Flan, one of Barry’s daughters by his first marriage to Sue, the other being Tara, recited, with feet bare, Jarry’s extraordinary description of God – “the tangential point between zero and infinity”. Later, in his sermon, the priest referred to this with some puzzlement, a detail Barry would have loved. The sculptor’s startlingly original collaboration with Hugh Cornwall of The Stranglers was also played: “Mantra of the Awoken Powers”, in which Barry, recorded down an answer phone, recites the poem by Sex W. Johnson against a background of electric guitars. More conventionally, there was a Eulogy by Enrique Juncosa, director of the Irish Museum of Modern Art, where a retrospective of Barry’s work was held in 2006, hymns and a reading from Ecclesiastes.

In the afternoon, family members, friends and fellow artists, including some of the leading figures in the world of European arts, gathered at the family house, Barry’s former studio on the road to San Carlos. Sandwiched between performances by two groups, various friends related anecdotes or recited pieces in tribute to Barry, ending most movingly with farewells from his children by Renata Widmann, Alfred and Annabelle.

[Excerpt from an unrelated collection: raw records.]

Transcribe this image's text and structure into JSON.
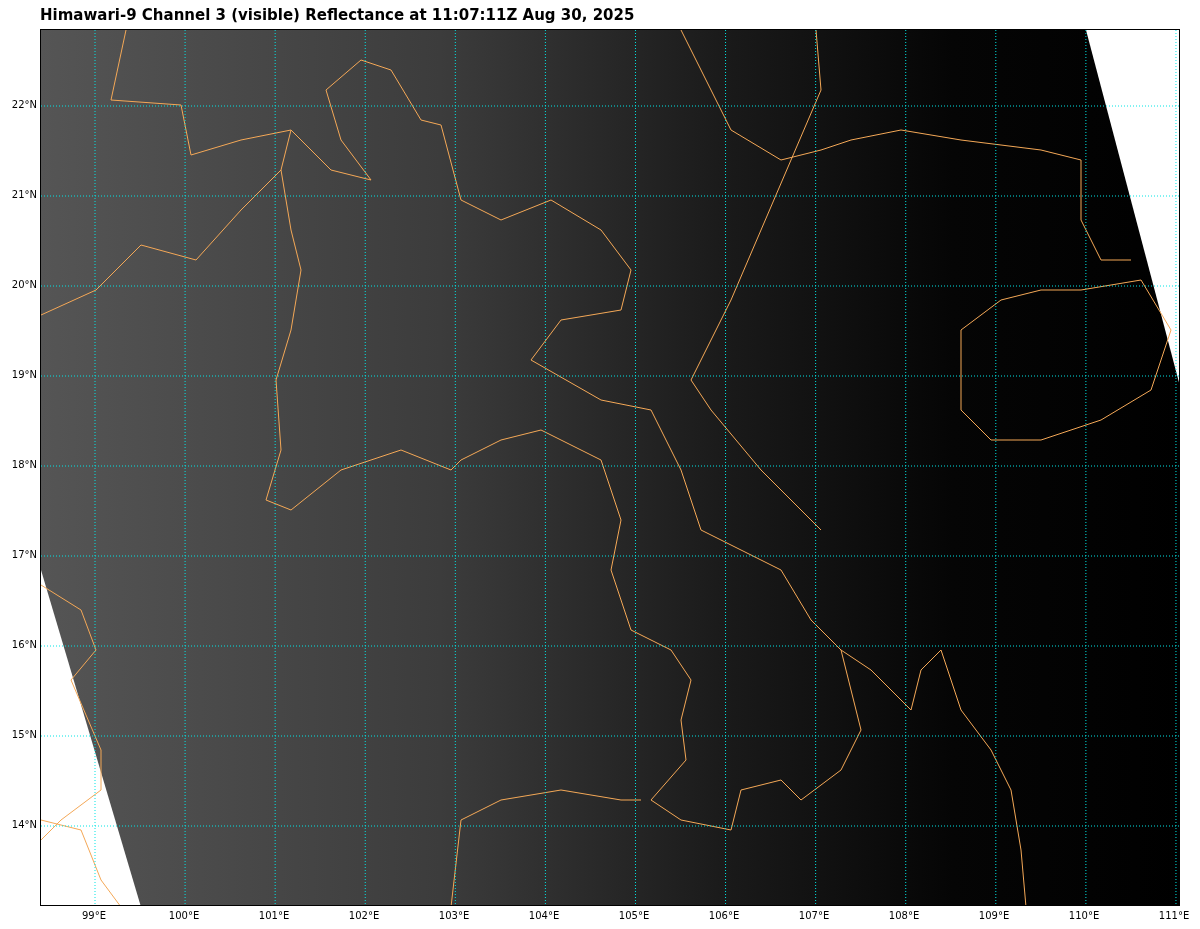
{
  "title": "Himawari-9 Channel 3 (visible) Reflectance at 11:07:11Z Aug 30, 2025",
  "map": {
    "lat_labels": [
      "22°N",
      "21°N",
      "20°N",
      "19°N",
      "18°N",
      "17°N",
      "16°N",
      "15°N",
      "14°N"
    ],
    "lon_labels": [
      "99°E",
      "100°E",
      "101°E",
      "102°E",
      "103°E",
      "104°E",
      "105°E",
      "106°E",
      "107°E",
      "108°E",
      "109°E",
      "110°E",
      "111°E"
    ]
  }
}
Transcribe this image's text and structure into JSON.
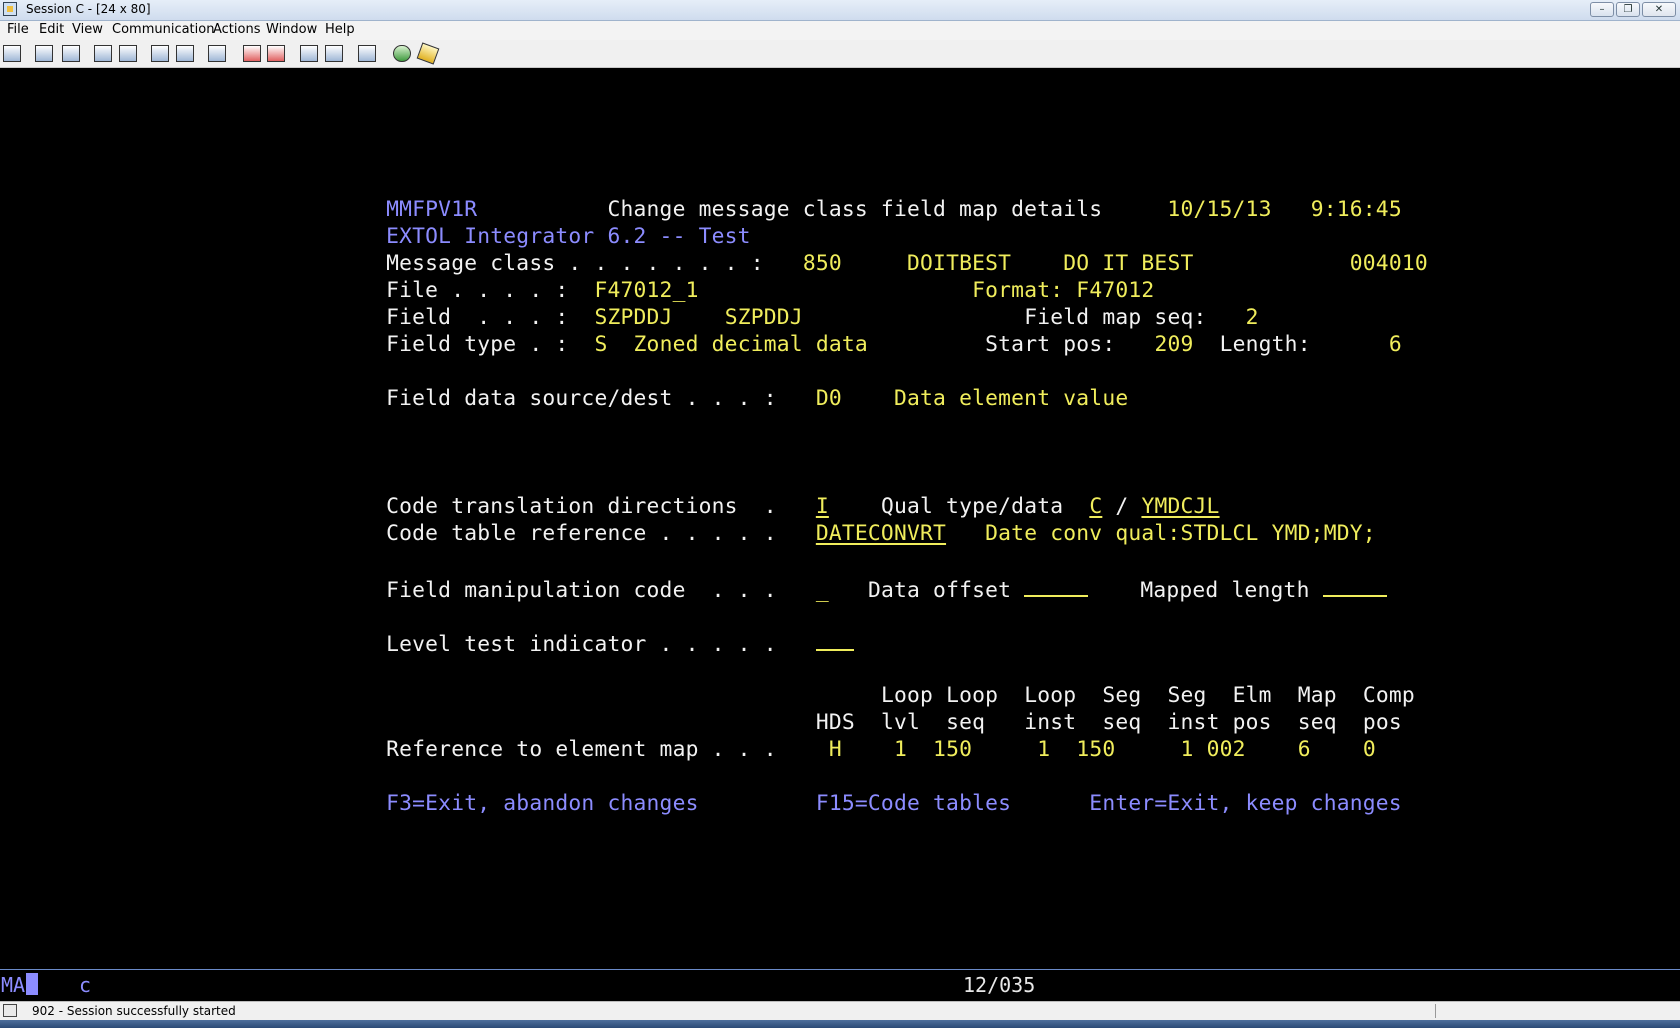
{
  "window": {
    "title": "Session C - [24 x 80]",
    "minimize": "–",
    "maximize": "❐",
    "close": "✕"
  },
  "menu": [
    "File",
    "Edit",
    "View",
    "Communication",
    "Actions",
    "Window",
    "Help"
  ],
  "screen": {
    "program_id": "MMFPV1R",
    "screen_title": "Change message class field map details",
    "date": "10/15/13",
    "time": "9:16:45",
    "subtitle": "EXTOL Integrator 6.2 -- Test",
    "message_class": {
      "label": "Message class . . . . . . . :",
      "value": "850",
      "partner": "DOITBEST",
      "partner_name": "DO IT BEST",
      "version": "004010"
    },
    "file": {
      "label": "File . . . . :",
      "value": "F47012_1",
      "format_label": "Format:",
      "format": "F47012"
    },
    "field": {
      "label": "Field  . . . :",
      "value": "SZPDDJ",
      "value2": "SZPDDJ",
      "seq_label": "Field map seq:",
      "seq": "2"
    },
    "field_type": {
      "label": "Field type . :",
      "code": "S",
      "desc": "Zoned decimal data",
      "start_label": "Start pos:",
      "start": "209",
      "length_label": "Length:",
      "length": "6"
    },
    "source": {
      "label": "Field data source/dest . . . :",
      "code": "D0",
      "desc": "Data element value"
    },
    "code_trans": {
      "label": "Code translation directions  .",
      "value": "I",
      "qual_label": "Qual type/data",
      "qual_type": "C",
      "slash": "/",
      "qual_data": "YMDCJL"
    },
    "code_table": {
      "label": "Code table reference . . . . .",
      "value": "DATECONVRT",
      "desc": "Date conv qual:STDLCL YMD;MDY;"
    },
    "manip": {
      "label": "Field manipulation code  . . .",
      "value": "_",
      "offset_label": "Data offset",
      "mapped_label": "Mapped length"
    },
    "level": {
      "label": "Level test indicator . . . . ."
    },
    "ref": {
      "label": "Reference to element map . . .",
      "headers_top": [
        "Loop",
        "Loop",
        "Loop",
        "Seg",
        "Seg",
        "Elm",
        "Map",
        "Comp"
      ],
      "headers_bottom": [
        "HDS",
        "lvl",
        "seq",
        "inst",
        "seq",
        "inst",
        "pos",
        "seq",
        "pos"
      ],
      "values": [
        "H",
        "1",
        "150",
        "1",
        "150",
        "1",
        "002",
        "6",
        "0"
      ]
    },
    "fkeys": {
      "f3": "F3=Exit, abandon changes",
      "f15": "F15=Code tables",
      "enter": "Enter=Exit, keep changes"
    }
  },
  "oia": {
    "ma": "MA",
    "indicator": "c",
    "cursor_pos": "12/035"
  },
  "status": {
    "text": "902 - Session successfully started"
  }
}
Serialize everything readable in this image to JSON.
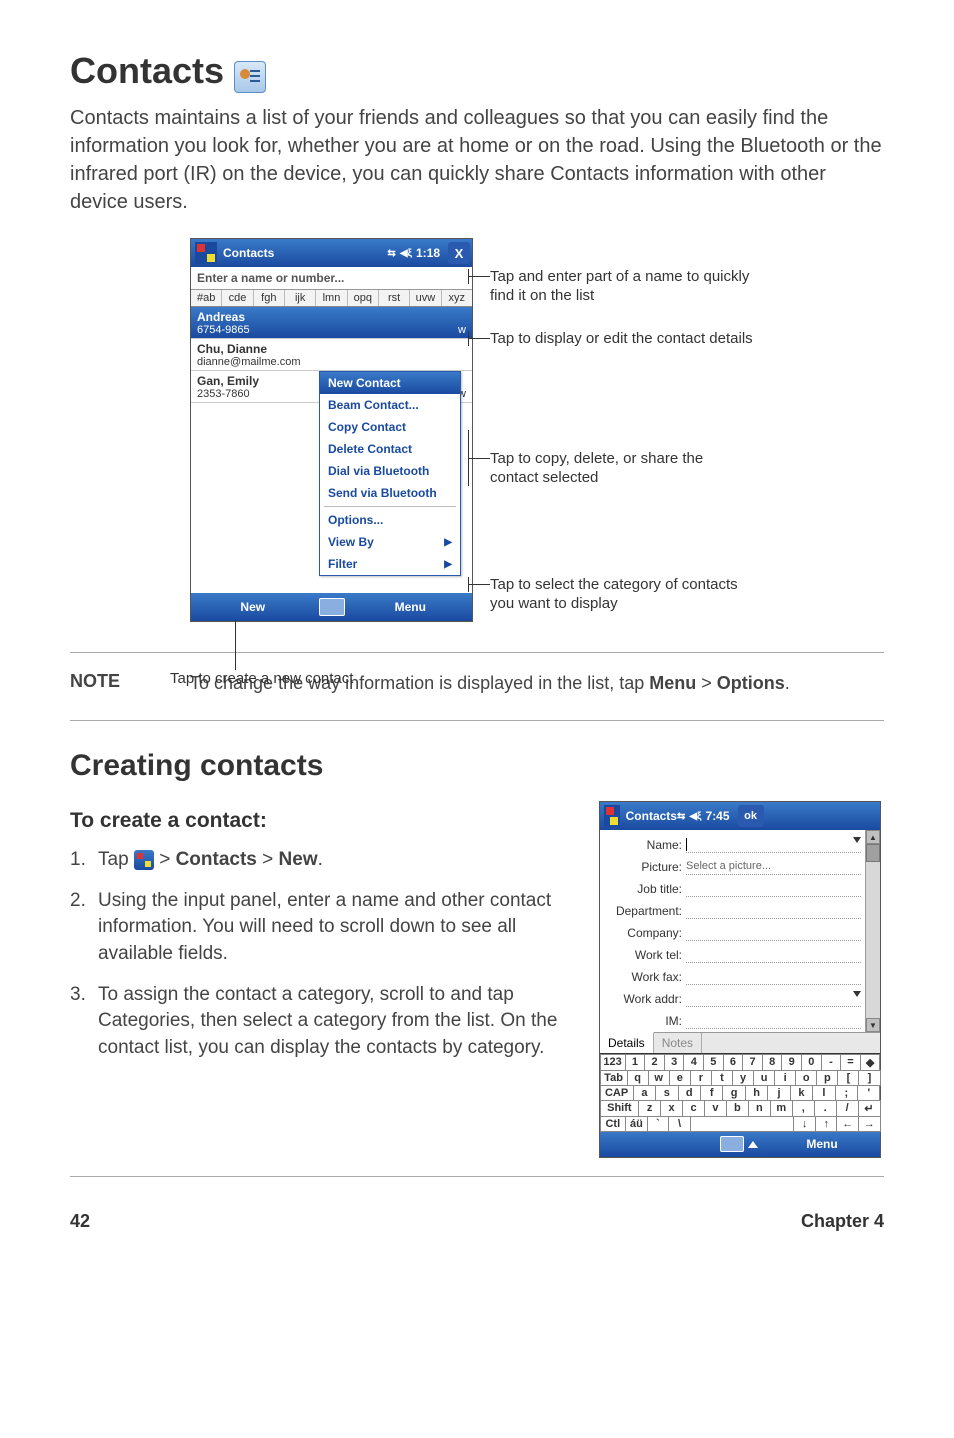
{
  "headings": {
    "h1": "Contacts",
    "h2": "Creating contacts",
    "h3": "To create a contact:"
  },
  "intro": "Contacts maintains a list of your friends and colleagues so that you can easily find the information you look for, whether you are at home or on the road. Using the Bluetooth or the infrared port (IR) on the device, you can quickly share Contacts information with other device users.",
  "screenshot1": {
    "title": "Contacts",
    "time": "1:18",
    "close": "X",
    "search_placeholder": "Enter a name or number...",
    "alpha": [
      "#ab",
      "cde",
      "fgh",
      "ijk",
      "lmn",
      "opq",
      "rst",
      "uvw",
      "xyz"
    ],
    "contacts": [
      {
        "name": "Andreas",
        "detail": "6754-9865",
        "tag": "w",
        "selected": true
      },
      {
        "name": "Chu, Dianne",
        "detail": "dianne@mailme.com",
        "tag": ""
      },
      {
        "name": "Gan, Emily",
        "detail": "2353-7860",
        "tag": "w"
      }
    ],
    "context_menu": {
      "header": "New Contact",
      "items": [
        "Beam Contact...",
        "Copy Contact",
        "Delete Contact",
        "Dial via Bluetooth",
        "Send via Bluetooth"
      ],
      "after_sep": [
        "Options...",
        "View By",
        "Filter"
      ]
    },
    "soft_left": "New",
    "soft_right": "Menu"
  },
  "annotations": {
    "a1": "Tap and enter part of a name to quickly find it on the list",
    "a2": "Tap to display or edit the contact details",
    "a3": "Tap to copy, delete, or share the contact selected",
    "a4": "Tap to select the category of contacts you want to display",
    "a5": "Tap to create a new contact"
  },
  "note": {
    "label": "NOTE",
    "text_pre": "To change the way information is displayed in the list, tap ",
    "menu": "Menu",
    "sep": " > ",
    "options": "Options",
    "dot": "."
  },
  "steps": {
    "s1a": "Tap ",
    "s1b": " > ",
    "s1c": "Contacts",
    "s1d": " > ",
    "s1e": "New",
    "s1f": ".",
    "s2": "Using the input panel, enter a name and other contact information. You will need to scroll down to see all available fields.",
    "s3": "To assign the contact a category, scroll to and tap Categories, then select a category from the list. On the contact list, you can display the contacts by category."
  },
  "screenshot2": {
    "title": "Contacts",
    "time": "7:45",
    "ok": "ok",
    "fields": [
      {
        "label": "Name:",
        "value": "",
        "cursor": true,
        "dropdown": true
      },
      {
        "label": "Picture:",
        "value": "Select a picture..."
      },
      {
        "label": "Job title:",
        "value": ""
      },
      {
        "label": "Department:",
        "value": ""
      },
      {
        "label": "Company:",
        "value": ""
      },
      {
        "label": "Work tel:",
        "value": ""
      },
      {
        "label": "Work fax:",
        "value": ""
      },
      {
        "label": "Work addr:",
        "value": "",
        "dropdown": true
      },
      {
        "label": "IM:",
        "value": ""
      }
    ],
    "tabs": [
      "Details",
      "Notes"
    ],
    "kbd": [
      [
        "123",
        "1",
        "2",
        "3",
        "4",
        "5",
        "6",
        "7",
        "8",
        "9",
        "0",
        "-",
        "=",
        "◆"
      ],
      [
        "Tab",
        "q",
        "w",
        "e",
        "r",
        "t",
        "y",
        "u",
        "i",
        "o",
        "p",
        "[",
        "]"
      ],
      [
        "CAP",
        "a",
        "s",
        "d",
        "f",
        "g",
        "h",
        "j",
        "k",
        "l",
        ";",
        "'"
      ],
      [
        "Shift",
        "z",
        "x",
        "c",
        "v",
        "b",
        "n",
        "m",
        ",",
        ".",
        "/",
        "↵"
      ],
      [
        "Ctl",
        "áü",
        "`",
        "\\",
        "",
        "↓",
        "↑",
        "←",
        "→"
      ]
    ],
    "soft_right": "Menu"
  },
  "footer": {
    "page": "42",
    "chapter": "Chapter 4"
  }
}
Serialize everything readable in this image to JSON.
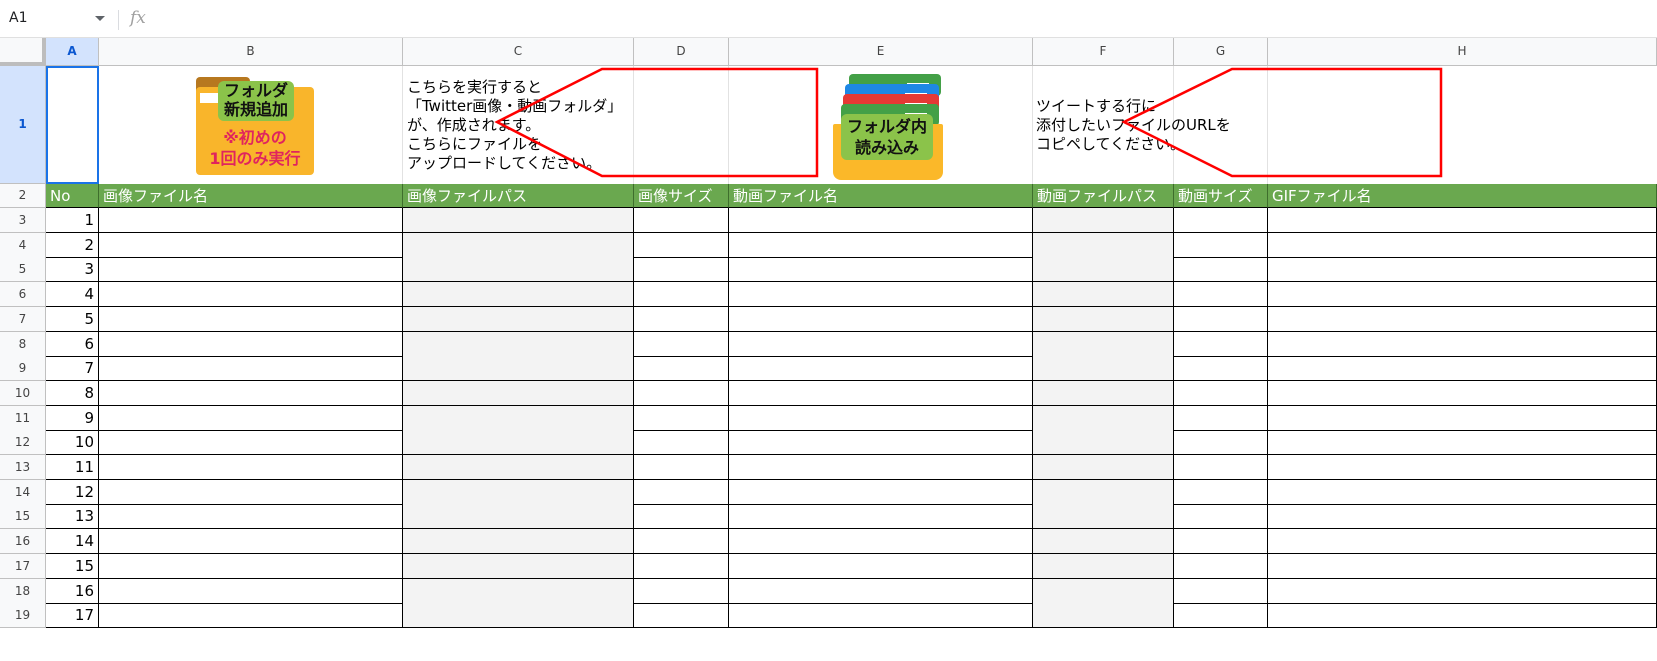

To those who will miss seeing the sculptor on the island, complete with heavy corduroy jacket in the height of summer, pausing with a slightly distracted air to admire the ironwork on a grille or engage workmen in conversation, there are relics of his to be found. Apart from “Head of the Goddess”, there is the delicate Kourus horse he gave to Santa Eulalia and a wonderful ceramic that can be seen in the garden of a restaurant on the town’s promenade. More even than these, however, is the gratitude he left in the hearts of the many he helped and inspired with unstinting generosity. Barry was someone who enhanced both his surroundings and those around him, not just with works of endlessly-suggestive wit and beauty, but also by deeds dictated by the heart.

To see the piece as it appears in IbizaNOW go to  link


Head of the Goddess in my Hands

                              copyright Estate of Barry Flanagan

On a line with the prancing hare, placed between it and the hanging cloths executed in the seventies, is the remarkable golden torso of a woman and the almost featureless black head that gazes up at her, both mounted on rectangular wooden architect's blocks. The head rests on a large paperback edition of The Penguin Book of Spanish Verse , opened at a poem entitled Head of the Goddess in my Hands, which bears beneath these words the date 654 B.C., the year of foundation of the city of Ibiza. The head in the poem is that of the Punic goddess Tanit, but the poem essentially treats of how the work of a sculptor endures beyond him:  


'It is a higher mystery, this of seeing

How her body accumulates centuries

While ours loses youth.

The mystery of two clays that have been born

From a single pit beneath a single fire.

But only to one of them

Did Art give the virtue of being divine

And so of never dying.'


On the morning of the exhibition the author of the poem, Antonio Colinas, one of the foremost poets working in Spain today, came and gave his blessing.

Extract of a review for Ibiza Now of Barry Flanagan's exhibition at the Contemporary Art Museum of Ibiza in the summer of 1992, as quoted in the chronology of the catalogue for the 1993 retrospective in Madrid.                               

On Ibiza (January 2005)



Banned Practice
Lynne Munn
Richard Snr- Actor
Barry Flanagan